Start of Block

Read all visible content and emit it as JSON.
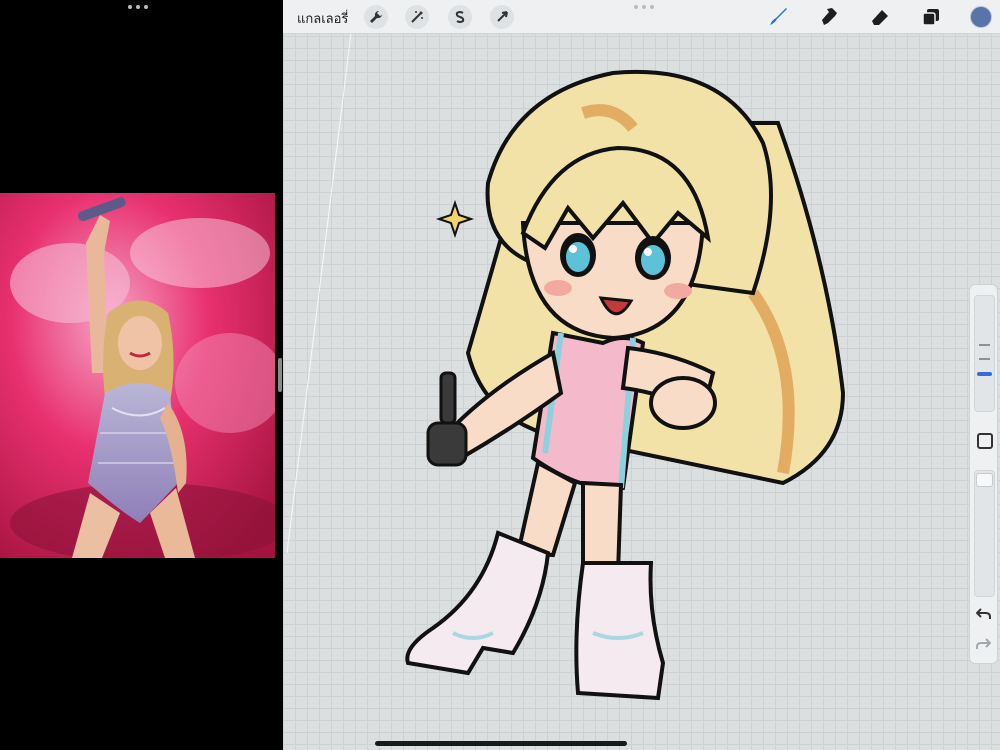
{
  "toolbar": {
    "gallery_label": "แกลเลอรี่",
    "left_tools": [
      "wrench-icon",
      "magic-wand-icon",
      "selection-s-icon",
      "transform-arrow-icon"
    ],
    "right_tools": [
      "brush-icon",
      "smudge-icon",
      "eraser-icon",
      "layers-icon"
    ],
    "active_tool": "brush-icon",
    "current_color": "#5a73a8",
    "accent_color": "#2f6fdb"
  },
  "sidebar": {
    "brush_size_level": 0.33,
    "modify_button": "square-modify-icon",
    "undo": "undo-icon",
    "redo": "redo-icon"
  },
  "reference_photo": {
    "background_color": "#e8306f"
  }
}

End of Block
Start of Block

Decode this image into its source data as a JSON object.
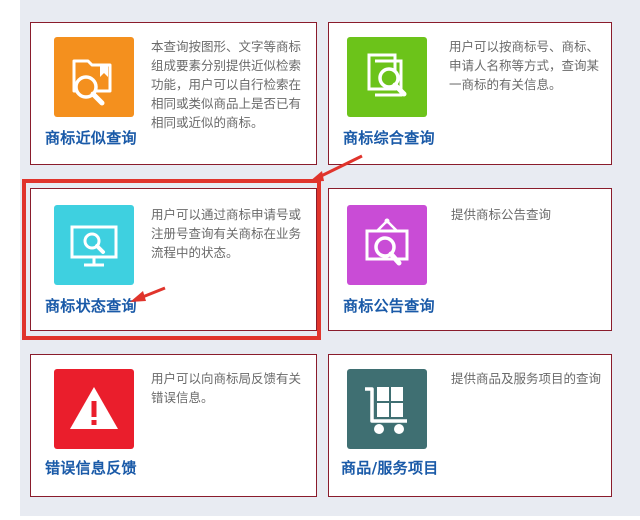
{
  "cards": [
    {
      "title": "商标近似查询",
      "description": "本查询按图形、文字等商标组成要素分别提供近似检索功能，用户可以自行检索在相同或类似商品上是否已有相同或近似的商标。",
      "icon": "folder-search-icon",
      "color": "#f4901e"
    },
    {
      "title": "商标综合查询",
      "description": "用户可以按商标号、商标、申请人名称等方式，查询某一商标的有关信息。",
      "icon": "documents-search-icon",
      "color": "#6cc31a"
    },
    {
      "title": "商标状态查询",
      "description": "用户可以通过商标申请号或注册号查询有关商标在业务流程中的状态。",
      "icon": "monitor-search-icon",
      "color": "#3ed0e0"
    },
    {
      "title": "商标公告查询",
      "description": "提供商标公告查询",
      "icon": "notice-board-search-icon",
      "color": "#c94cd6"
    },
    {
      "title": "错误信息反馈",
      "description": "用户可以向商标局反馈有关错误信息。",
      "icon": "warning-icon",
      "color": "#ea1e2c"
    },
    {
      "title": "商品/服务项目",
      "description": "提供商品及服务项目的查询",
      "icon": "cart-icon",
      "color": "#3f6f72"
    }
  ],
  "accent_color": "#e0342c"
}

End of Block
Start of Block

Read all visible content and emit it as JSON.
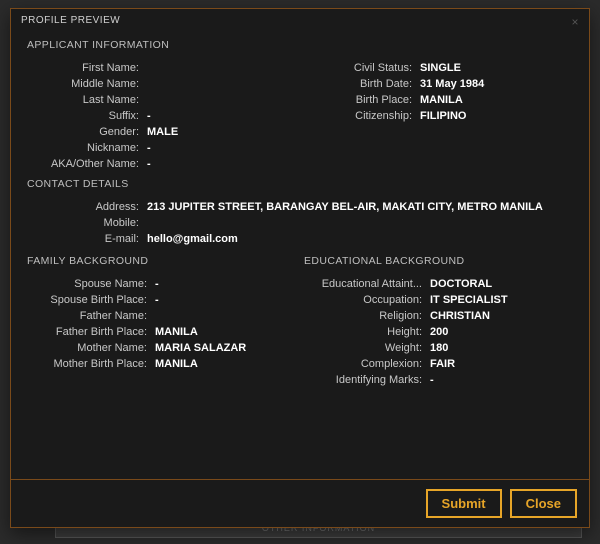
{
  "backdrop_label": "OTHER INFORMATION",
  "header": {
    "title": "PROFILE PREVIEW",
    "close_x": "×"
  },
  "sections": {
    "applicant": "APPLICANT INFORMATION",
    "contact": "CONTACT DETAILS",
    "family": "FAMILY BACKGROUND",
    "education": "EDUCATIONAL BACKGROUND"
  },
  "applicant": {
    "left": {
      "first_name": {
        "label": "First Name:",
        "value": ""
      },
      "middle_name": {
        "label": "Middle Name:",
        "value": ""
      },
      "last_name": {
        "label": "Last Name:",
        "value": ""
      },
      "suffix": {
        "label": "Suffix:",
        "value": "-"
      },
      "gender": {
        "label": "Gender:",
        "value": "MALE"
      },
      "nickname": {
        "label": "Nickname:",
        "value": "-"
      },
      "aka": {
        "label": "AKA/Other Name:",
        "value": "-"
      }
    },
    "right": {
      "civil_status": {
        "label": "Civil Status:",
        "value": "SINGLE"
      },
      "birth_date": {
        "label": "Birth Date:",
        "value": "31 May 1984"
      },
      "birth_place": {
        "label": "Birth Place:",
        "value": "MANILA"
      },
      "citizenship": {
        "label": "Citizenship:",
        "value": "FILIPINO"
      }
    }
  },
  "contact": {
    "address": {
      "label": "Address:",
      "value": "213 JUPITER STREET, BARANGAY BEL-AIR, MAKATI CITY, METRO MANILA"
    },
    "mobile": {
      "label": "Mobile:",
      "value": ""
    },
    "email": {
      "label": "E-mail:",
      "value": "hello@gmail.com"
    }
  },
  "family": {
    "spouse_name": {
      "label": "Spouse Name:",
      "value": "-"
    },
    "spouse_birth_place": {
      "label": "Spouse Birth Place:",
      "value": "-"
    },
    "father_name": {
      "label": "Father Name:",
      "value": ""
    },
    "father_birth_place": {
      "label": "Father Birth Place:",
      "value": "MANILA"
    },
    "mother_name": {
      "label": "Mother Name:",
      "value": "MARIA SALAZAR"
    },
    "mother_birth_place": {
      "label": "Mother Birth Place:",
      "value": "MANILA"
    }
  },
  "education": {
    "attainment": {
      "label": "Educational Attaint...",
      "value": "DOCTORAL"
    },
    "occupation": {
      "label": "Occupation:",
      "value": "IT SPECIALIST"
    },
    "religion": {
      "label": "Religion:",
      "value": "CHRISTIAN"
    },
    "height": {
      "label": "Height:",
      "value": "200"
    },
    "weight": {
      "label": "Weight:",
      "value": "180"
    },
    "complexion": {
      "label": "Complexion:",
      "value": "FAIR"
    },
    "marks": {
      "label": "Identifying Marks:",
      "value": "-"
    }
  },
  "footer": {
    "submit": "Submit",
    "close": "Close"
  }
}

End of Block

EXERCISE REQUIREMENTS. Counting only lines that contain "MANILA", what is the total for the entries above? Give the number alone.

OUTPUT OF THE TASK. 4